New Standards for Employee Handbooks 

The National Labor Relations Board overruled the "Lutheran Heritage" precedent in a case involving Boeing's maintenance of a "no-camera" rule. In 2004, the Lutheran Heritage case barred neutrally worded employee handbook rules that could be "reasonably construed" by an employee to prohibit rights provided under the National Labor Relations Act. The Board established a new test in place of the Lutheran Heritage "reasonably construe[d]" standard. The new test will focus on the nature and extent of the potential impact on NLRA rights and the legitimate justifications in association with the rule. There will be three tiers to provide "greater clarity." The categories are as follows: 
  1.  Category 1 are rules that cannot be reasonably interpreted to have infringed NLRA rights or rules that can be sufficiently justified by the employer. 
  2. Category 2 are rules that "warrant individualized scrutiny" to determine whether they infringed on NLRA rights. 
  3. Category 3 are rules that the "Board will designate" as unlawful to have on the books like rules prohibiting disucssion of wages and benefits among employees. 

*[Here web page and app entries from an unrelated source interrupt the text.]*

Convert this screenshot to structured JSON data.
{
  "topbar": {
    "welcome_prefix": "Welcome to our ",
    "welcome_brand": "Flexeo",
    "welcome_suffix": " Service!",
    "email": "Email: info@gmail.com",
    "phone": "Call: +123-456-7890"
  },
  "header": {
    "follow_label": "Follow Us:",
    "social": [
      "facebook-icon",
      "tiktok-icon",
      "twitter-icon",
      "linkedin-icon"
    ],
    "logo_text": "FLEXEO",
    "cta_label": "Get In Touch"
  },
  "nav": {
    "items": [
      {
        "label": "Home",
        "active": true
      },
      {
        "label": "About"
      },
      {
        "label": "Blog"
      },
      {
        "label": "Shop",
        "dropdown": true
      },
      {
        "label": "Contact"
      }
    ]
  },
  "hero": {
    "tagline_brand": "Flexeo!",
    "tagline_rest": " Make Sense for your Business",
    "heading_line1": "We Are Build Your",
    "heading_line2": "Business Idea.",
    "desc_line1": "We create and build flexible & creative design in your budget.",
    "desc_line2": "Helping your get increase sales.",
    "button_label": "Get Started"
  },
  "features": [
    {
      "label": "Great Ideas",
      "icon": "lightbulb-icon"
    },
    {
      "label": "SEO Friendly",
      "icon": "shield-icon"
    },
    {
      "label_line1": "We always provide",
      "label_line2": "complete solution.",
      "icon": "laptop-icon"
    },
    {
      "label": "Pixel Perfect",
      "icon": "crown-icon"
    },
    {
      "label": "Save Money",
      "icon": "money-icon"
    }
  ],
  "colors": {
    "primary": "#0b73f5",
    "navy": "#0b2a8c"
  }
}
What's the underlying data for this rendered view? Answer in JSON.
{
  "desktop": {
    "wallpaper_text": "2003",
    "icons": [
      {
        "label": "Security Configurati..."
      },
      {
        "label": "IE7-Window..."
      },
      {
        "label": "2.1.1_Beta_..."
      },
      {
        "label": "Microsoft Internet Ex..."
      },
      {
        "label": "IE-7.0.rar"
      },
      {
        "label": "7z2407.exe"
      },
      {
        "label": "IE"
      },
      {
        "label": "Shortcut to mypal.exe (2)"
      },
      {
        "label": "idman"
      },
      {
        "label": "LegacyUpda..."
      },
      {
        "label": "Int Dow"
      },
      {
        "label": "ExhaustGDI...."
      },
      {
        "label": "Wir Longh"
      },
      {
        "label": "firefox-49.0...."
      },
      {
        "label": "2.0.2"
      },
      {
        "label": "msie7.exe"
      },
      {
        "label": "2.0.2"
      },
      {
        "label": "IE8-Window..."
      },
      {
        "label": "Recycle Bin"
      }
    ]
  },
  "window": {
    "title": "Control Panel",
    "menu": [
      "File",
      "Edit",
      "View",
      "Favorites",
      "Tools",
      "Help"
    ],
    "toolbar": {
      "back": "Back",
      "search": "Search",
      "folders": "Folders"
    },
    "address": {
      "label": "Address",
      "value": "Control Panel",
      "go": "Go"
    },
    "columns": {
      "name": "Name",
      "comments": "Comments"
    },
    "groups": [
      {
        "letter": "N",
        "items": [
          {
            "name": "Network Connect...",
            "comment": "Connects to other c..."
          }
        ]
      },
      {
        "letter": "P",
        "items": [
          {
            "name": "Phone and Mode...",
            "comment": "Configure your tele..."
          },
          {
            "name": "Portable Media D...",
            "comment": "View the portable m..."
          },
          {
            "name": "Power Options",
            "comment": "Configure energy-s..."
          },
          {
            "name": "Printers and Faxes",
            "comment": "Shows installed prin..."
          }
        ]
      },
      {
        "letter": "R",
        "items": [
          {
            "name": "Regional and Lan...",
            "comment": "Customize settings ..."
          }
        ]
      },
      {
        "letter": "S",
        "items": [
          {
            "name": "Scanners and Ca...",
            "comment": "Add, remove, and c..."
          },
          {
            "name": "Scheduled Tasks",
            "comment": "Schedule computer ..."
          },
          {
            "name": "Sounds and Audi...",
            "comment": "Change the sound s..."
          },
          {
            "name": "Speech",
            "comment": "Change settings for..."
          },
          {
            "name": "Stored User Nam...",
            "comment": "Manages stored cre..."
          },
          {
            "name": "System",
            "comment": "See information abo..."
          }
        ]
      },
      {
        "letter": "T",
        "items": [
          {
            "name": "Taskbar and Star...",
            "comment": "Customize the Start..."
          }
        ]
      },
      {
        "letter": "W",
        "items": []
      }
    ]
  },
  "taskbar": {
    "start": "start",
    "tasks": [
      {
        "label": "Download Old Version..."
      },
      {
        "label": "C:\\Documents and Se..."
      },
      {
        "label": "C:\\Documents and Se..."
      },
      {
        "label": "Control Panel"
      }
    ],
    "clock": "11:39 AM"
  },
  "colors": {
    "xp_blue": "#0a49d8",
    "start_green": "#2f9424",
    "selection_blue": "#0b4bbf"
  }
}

NLRB Moves to Roll Back Rule That Forced Employers To Give Employee Contact Information to Labor Unions
The NLRB has moved to roll back the rule forcing employers to give employee contact information to labor unions regardless of whether or not employees consented. The current law requires employers to give unions a list of all prospective voters when a union petitions to represent employees. The Board expanded this requirement in 2014 to include "personal phone numbers and email addresses" in addition to the names and addresses of employees. All of this could be done without the workers' consent. The rule, also known as "the speedy election rule," was highly controversial because it limited an employer's ability to raise objections during the election process as well as shortened the time between scheduling an election and when the election is held. Many critics said it gave unions more power in their quest to organize workers as well as infringed on employees' privacy rights. 
Immigrant Worker Protection Act Passed in California
The Immigrant Worker Protection Act (AB 450) was signed into law by California Governor Jerry Brown. The law restricts public and private employers in California from admitting immigration inspectors to the workplace without a judicial warrant. Employers will also be required to notify employees before and after certain immigration inspections take place. The new law will take effect on January 1, 2018. An employer may permit an agent to enter a nonpublic area in order to verify whether an agent has a judicial warrant. Unless required by Federal law, the new law also prohibits employers from allowing immigrant enforcement agents to access, review or obtain employee records without subpoena or judicial warrant. 
Upcoming Management Update Seminars

Breazeale, Sachse & Wilson, L.L.P. Labor & Employment Attorneys